Lines that include the string "points" are the ones to copy from the entries below.

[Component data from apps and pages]
________________________________________

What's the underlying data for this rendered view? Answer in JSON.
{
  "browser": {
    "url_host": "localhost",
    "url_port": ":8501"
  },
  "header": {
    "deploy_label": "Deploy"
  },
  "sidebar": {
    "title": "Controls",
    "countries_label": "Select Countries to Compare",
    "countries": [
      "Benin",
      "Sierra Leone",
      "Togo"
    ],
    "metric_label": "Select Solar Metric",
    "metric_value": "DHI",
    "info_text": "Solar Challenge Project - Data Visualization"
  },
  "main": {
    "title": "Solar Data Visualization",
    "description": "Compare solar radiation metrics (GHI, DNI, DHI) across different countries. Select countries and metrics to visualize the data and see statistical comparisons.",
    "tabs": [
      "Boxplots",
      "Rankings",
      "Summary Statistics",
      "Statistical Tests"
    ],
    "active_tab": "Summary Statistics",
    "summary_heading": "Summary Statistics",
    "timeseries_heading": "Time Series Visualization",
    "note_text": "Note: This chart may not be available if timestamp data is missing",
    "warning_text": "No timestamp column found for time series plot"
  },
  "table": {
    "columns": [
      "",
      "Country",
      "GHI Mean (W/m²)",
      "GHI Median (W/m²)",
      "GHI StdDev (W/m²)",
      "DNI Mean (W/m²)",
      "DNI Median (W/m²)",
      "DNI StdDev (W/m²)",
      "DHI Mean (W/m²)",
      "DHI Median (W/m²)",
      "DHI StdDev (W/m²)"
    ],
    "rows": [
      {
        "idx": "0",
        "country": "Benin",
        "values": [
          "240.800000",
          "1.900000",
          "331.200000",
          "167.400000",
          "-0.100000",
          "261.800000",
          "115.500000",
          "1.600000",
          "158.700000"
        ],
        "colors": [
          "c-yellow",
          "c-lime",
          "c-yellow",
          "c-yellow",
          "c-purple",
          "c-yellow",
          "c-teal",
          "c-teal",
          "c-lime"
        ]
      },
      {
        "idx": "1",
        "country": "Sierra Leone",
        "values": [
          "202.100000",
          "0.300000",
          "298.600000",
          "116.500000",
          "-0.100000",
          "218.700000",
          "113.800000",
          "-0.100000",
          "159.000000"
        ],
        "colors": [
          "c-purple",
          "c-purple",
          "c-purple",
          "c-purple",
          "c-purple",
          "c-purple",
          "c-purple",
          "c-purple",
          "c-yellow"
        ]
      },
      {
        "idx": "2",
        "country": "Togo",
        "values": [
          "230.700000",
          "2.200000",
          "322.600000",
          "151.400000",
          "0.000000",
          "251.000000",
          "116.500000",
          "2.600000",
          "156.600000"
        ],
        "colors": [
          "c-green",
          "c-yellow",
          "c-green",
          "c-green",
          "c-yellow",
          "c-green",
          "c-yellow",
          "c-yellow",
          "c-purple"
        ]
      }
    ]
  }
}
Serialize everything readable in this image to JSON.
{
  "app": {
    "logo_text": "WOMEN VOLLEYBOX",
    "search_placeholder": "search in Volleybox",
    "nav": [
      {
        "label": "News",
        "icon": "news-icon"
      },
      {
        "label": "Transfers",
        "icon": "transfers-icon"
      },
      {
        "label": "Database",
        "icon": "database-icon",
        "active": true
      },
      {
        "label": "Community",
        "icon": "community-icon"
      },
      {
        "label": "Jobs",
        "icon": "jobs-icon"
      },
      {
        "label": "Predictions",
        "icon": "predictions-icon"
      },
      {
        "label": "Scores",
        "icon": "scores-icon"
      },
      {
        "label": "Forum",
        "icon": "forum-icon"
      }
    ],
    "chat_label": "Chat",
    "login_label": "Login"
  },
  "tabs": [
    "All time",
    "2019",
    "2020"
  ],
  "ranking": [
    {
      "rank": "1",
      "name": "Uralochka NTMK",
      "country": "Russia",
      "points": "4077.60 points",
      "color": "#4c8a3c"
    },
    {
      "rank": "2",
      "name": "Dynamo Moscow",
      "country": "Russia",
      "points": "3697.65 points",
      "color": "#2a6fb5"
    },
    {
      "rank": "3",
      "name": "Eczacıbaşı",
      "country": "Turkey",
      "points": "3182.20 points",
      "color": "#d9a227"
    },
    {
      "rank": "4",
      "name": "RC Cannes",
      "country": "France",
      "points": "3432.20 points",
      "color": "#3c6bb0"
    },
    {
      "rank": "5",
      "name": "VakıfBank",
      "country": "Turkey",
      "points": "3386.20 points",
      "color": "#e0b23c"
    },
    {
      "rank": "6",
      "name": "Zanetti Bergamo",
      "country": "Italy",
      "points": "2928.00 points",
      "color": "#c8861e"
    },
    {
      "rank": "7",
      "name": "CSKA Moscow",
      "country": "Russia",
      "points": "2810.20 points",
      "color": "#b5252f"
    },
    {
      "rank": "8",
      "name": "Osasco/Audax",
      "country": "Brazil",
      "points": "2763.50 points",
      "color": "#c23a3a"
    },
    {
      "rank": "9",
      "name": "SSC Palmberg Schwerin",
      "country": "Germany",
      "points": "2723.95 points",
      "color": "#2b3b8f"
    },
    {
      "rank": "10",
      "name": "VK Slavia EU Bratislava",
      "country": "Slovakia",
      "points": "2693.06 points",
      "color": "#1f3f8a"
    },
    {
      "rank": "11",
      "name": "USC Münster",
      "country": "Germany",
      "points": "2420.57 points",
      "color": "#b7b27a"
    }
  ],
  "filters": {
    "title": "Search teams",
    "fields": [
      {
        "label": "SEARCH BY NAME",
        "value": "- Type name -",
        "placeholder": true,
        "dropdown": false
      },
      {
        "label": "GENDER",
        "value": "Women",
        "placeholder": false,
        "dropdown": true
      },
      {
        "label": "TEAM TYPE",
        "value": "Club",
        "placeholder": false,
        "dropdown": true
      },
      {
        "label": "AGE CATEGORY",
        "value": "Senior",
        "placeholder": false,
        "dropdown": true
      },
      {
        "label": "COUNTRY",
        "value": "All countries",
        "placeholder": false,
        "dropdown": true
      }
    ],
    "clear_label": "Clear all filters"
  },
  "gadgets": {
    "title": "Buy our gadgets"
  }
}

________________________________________

SOLUTION FOR THIS EXERCISE
      "points": "4077.60 points",
      "points": "3697.65 points",
      "points": "3182.20 points",
      "points": "3432.20 points",
      "points": "3386.20 points",
      "points": "2928.00 points",
      "points": "2810.20 points",
      "points": "2763.50 points",
      "points": "2723.95 points",
      "points": "2693.06 points",
      "points": "2420.57 points",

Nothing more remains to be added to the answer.